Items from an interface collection
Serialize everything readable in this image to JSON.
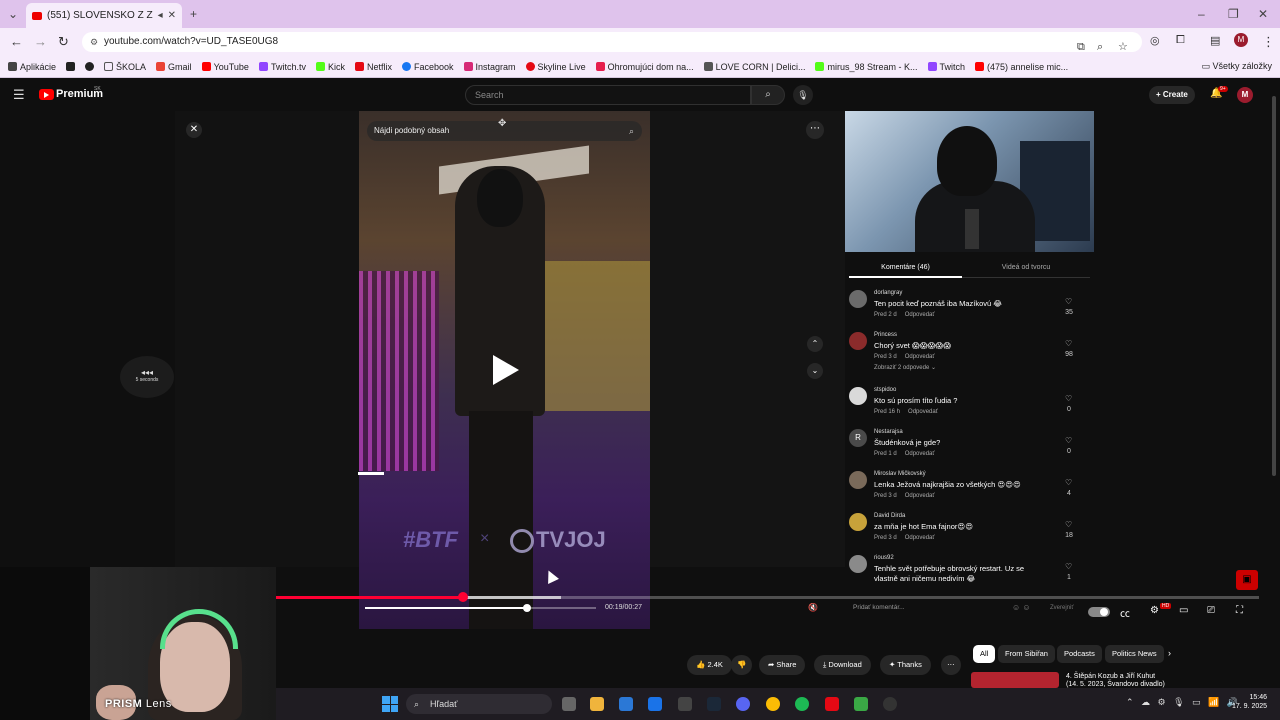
{
  "browser": {
    "tab_title": "(551) SLOVENSKO Z ZTRACENÝ...",
    "url": "youtube.com/watch?v=UD_TASE0UG8",
    "bookmarks": [
      {
        "label": "Aplikácie",
        "color": "#444444"
      },
      {
        "label": "",
        "color": "#222222"
      },
      {
        "label": "",
        "color": "#222222"
      },
      {
        "label": "ŠKOLA",
        "color": "#333333"
      },
      {
        "label": "Gmail",
        "color": "#ea4335"
      },
      {
        "label": "YouTube",
        "color": "#ff0000"
      },
      {
        "label": "Twitch.tv",
        "color": "#9146ff"
      },
      {
        "label": "Kick",
        "color": "#53fc18"
      },
      {
        "label": "Netflix",
        "color": "#e50914"
      },
      {
        "label": "Facebook",
        "color": "#1877f2"
      },
      {
        "label": "Instagram",
        "color": "#d62976"
      },
      {
        "label": "Skyline Live",
        "color": "#e50914"
      },
      {
        "label": "Ohromujúci dom na...",
        "color": "#e61e4d"
      },
      {
        "label": "LOVE CORN | Delici...",
        "color": "#555555"
      },
      {
        "label": "mirus_98 Stream - K...",
        "color": "#53fc18"
      },
      {
        "label": "Twitch",
        "color": "#9146ff"
      },
      {
        "label": "(475) annelise mic...",
        "color": "#ff0000"
      }
    ],
    "all_bookmarks": "Všetky záložky"
  },
  "youtube": {
    "logo_text": "Premium",
    "logo_sup": "SK",
    "search_placeholder": "Search",
    "create_label": "Create",
    "notif_count": "9+",
    "avatar_letter": "M"
  },
  "player": {
    "find_similar": "Nájdi podobný obsah",
    "seek_label": "5 seconds",
    "watermark_left": "#BTF",
    "watermark_x": "×",
    "watermark_right": "TVJOJ",
    "time": "00:19/00:27",
    "progress": 0.19,
    "buffered": 0.29,
    "scrub_progress": 0.7
  },
  "comments": {
    "tab_comments": "Komentáre (46)",
    "tab_videos": "Videá od tvorcu",
    "items": [
      {
        "author": "dorlangray",
        "text": "Ten pocit keď poznáš iba Mazíkovú 😂",
        "time": "Pred 2 d",
        "reply": "Odpovedať",
        "likes": "35",
        "avatar_color": "#6b6b6b",
        "avatar_letter": ""
      },
      {
        "author": "Princess",
        "text": "Chorý svet 😱😱😱😱😱",
        "time": "Pred 3 d",
        "reply": "Odpovedať",
        "likes": "98",
        "avatar_color": "#8b2b2b",
        "avatar_letter": "",
        "replies": "Zobraziť 2 odpovede"
      },
      {
        "author": "stspidoo",
        "text": "Kto sú prosím títo ľudia ?",
        "time": "Pred 16 h",
        "reply": "Odpovedať",
        "likes": "0",
        "avatar_color": "#d9d9d9",
        "avatar_letter": ""
      },
      {
        "author": "Nestarajsa",
        "text": "Študénková je gde?",
        "time": "Pred 1 d",
        "reply": "Odpovedať",
        "likes": "0",
        "avatar_color": "#4a4a4a",
        "avatar_letter": "R"
      },
      {
        "author": "Miroslav Mičkovský",
        "text": "Lenka Ježová najkrajšia zo všetkých 😍😍😍",
        "time": "Pred 3 d",
        "reply": "Odpovedať",
        "likes": "4",
        "avatar_color": "#7a6a5a",
        "avatar_letter": ""
      },
      {
        "author": "David Dirda",
        "text": "za mňa je hot Ema fajnor😍😍",
        "time": "Pred 3 d",
        "reply": "Odpovedať",
        "likes": "18",
        "avatar_color": "#c7a23a",
        "avatar_letter": ""
      },
      {
        "author": "rious92",
        "text": "Tenhle svět potřebuje obrovský restart. Uz se",
        "text2": "vlastně ani ničemu nedivím 😂",
        "time": "",
        "reply": "",
        "likes": "1",
        "avatar_color": "#8a8a8a",
        "avatar_letter": ""
      }
    ],
    "add_comment": "Pridať komentár...",
    "send": "Zverejniť"
  },
  "actions": {
    "likes": "2.4K",
    "share": "Share",
    "download": "Download",
    "thanks": "Thanks",
    "chips": [
      "All",
      "From Sibiřan",
      "Podcasts",
      "Politics News"
    ],
    "next_title": "4. Štěpán Kozub a Jiří Kuhut (14. 5. 2023, Švandovo divadlo) ?"
  },
  "facecam": {
    "label_bold": "PRISM",
    "label_rest": " Lens"
  },
  "taskbar": {
    "search": "Hľadať",
    "time": "15:46",
    "date": "17. 9. 2025"
  }
}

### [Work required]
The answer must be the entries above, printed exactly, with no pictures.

### [Response to this task]
Serialize everything readable in this image to JSON.
{
  "browser": {
    "tab_title": "(551) SLOVENSKO Z ZTRACENÝ...",
    "url": "youtube.com/watch?v=UD_TASE0UG8",
    "bookmarks": [
      {
        "label": "Aplikácie",
        "color": "#444444"
      },
      {
        "label": "",
        "color": "#222222"
      },
      {
        "label": "",
        "color": "#222222"
      },
      {
        "label": "ŠKOLA",
        "color": "#333333"
      },
      {
        "label": "Gmail",
        "color": "#ea4335"
      },
      {
        "label": "YouTube",
        "color": "#ff0000"
      },
      {
        "label": "Twitch.tv",
        "color": "#9146ff"
      },
      {
        "label": "Kick",
        "color": "#53fc18"
      },
      {
        "label": "Netflix",
        "color": "#e50914"
      },
      {
        "label": "Facebook",
        "color": "#1877f2"
      },
      {
        "label": "Instagram",
        "color": "#d62976"
      },
      {
        "label": "Skyline Live",
        "color": "#e50914"
      },
      {
        "label": "Ohromujúci dom na...",
        "color": "#e61e4d"
      },
      {
        "label": "LOVE CORN | Delici...",
        "color": "#555555"
      },
      {
        "label": "mirus_98 Stream - K...",
        "color": "#53fc18"
      },
      {
        "label": "Twitch",
        "color": "#9146ff"
      },
      {
        "label": "(475) annelise mic...",
        "color": "#ff0000"
      }
    ],
    "all_bookmarks": "Všetky záložky"
  },
  "youtube": {
    "logo_text": "Premium",
    "logo_sup": "SK",
    "search_placeholder": "Search",
    "create_label": "Create",
    "notif_count": "9+",
    "avatar_letter": "M"
  },
  "player": {
    "find_similar": "Nájdi podobný obsah",
    "seek_label": "5 seconds",
    "watermark_left": "#BTF",
    "watermark_x": "×",
    "watermark_right": "TVJOJ",
    "time": "00:19/00:27",
    "progress": 0.19,
    "buffered": 0.29,
    "scrub_progress": 0.7
  },
  "comments": {
    "tab_comments": "Komentáre (46)",
    "tab_videos": "Videá od tvorcu",
    "items": [
      {
        "author": "dorlangray",
        "text": "Ten pocit keď poznáš iba Mazíkovú 😂",
        "time": "Pred 2 d",
        "reply": "Odpovedať",
        "likes": "35",
        "avatar_color": "#6b6b6b",
        "avatar_letter": ""
      },
      {
        "author": "Princess",
        "text": "Chorý svet 😱😱😱😱😱",
        "time": "Pred 3 d",
        "reply": "Odpovedať",
        "likes": "98",
        "avatar_color": "#8b2b2b",
        "avatar_letter": "",
        "replies": "Zobraziť 2 odpovede"
      },
      {
        "author": "stspidoo",
        "text": "Kto sú prosím títo ľudia ?",
        "time": "Pred 16 h",
        "reply": "Odpovedať",
        "likes": "0",
        "avatar_color": "#d9d9d9",
        "avatar_letter": ""
      },
      {
        "author": "Nestarajsa",
        "text": "Študénková je gde?",
        "time": "Pred 1 d",
        "reply": "Odpovedať",
        "likes": "0",
        "avatar_color": "#4a4a4a",
        "avatar_letter": "R"
      },
      {
        "author": "Miroslav Mičkovský",
        "text": "Lenka Ježová najkrajšia zo všetkých 😍😍😍",
        "time": "Pred 3 d",
        "reply": "Odpovedať",
        "likes": "4",
        "avatar_color": "#7a6a5a",
        "avatar_letter": ""
      },
      {
        "author": "David Dirda",
        "text": "za mňa je hot Ema fajnor😍😍",
        "time": "Pred 3 d",
        "reply": "Odpovedať",
        "likes": "18",
        "avatar_color": "#c7a23a",
        "avatar_letter": ""
      },
      {
        "author": "rious92",
        "text": "Tenhle svět potřebuje obrovský restart. Uz se",
        "text2": "vlastně ani ničemu nedivím 😂",
        "time": "",
        "reply": "",
        "likes": "1",
        "avatar_color": "#8a8a8a",
        "avatar_letter": ""
      }
    ],
    "add_comment": "Pridať komentár...",
    "send": "Zverejniť"
  },
  "actions": {
    "likes": "2.4K",
    "share": "Share",
    "download": "Download",
    "thanks": "Thanks",
    "chips": [
      "All",
      "From Sibiřan",
      "Podcasts",
      "Politics News"
    ],
    "next_title": "4. Štěpán Kozub a Jiří Kuhut (14. 5. 2023, Švandovo divadlo) ?"
  },
  "facecam": {
    "label_bold": "PRISM",
    "label_rest": " Lens"
  },
  "taskbar": {
    "search": "Hľadať",
    "time": "15:46",
    "date": "17. 9. 2025"
  }
}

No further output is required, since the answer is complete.